[Data to examine Boundary: Start]

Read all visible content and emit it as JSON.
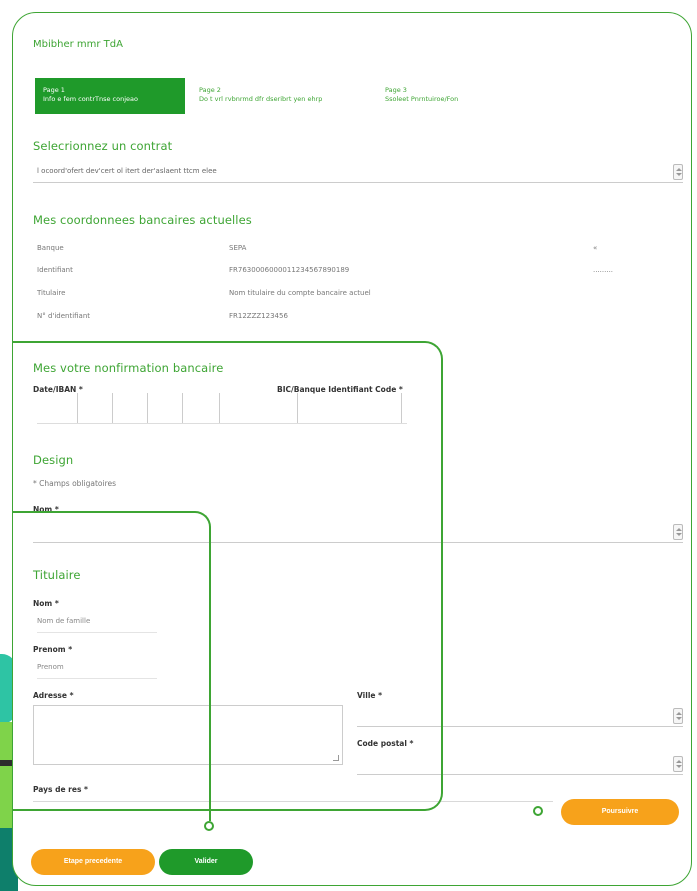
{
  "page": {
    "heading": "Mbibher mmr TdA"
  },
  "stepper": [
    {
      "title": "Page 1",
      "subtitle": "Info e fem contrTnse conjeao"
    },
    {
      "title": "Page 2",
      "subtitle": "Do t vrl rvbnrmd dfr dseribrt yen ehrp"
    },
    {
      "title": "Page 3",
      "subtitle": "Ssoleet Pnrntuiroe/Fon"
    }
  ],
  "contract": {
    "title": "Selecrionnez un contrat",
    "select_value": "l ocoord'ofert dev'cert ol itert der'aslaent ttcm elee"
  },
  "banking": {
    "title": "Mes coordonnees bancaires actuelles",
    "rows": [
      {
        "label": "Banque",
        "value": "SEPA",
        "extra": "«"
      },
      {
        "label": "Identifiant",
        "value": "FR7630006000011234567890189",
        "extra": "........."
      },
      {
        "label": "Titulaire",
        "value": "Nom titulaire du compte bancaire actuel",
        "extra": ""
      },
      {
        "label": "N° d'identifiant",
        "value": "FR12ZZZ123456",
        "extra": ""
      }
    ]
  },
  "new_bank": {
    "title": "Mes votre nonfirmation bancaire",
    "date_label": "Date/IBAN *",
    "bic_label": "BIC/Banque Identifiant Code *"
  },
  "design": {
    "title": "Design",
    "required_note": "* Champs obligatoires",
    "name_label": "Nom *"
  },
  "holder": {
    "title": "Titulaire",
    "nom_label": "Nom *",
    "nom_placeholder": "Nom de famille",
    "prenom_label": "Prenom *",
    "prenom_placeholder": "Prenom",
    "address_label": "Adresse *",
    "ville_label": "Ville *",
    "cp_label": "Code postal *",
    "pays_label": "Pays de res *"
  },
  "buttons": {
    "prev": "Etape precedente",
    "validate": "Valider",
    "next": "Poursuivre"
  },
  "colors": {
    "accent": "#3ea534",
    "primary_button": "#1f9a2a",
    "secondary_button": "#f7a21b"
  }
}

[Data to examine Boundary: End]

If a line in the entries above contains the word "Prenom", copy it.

    "prenom_label": "Prenom *",
    "prenom_placeholder": "Prenom",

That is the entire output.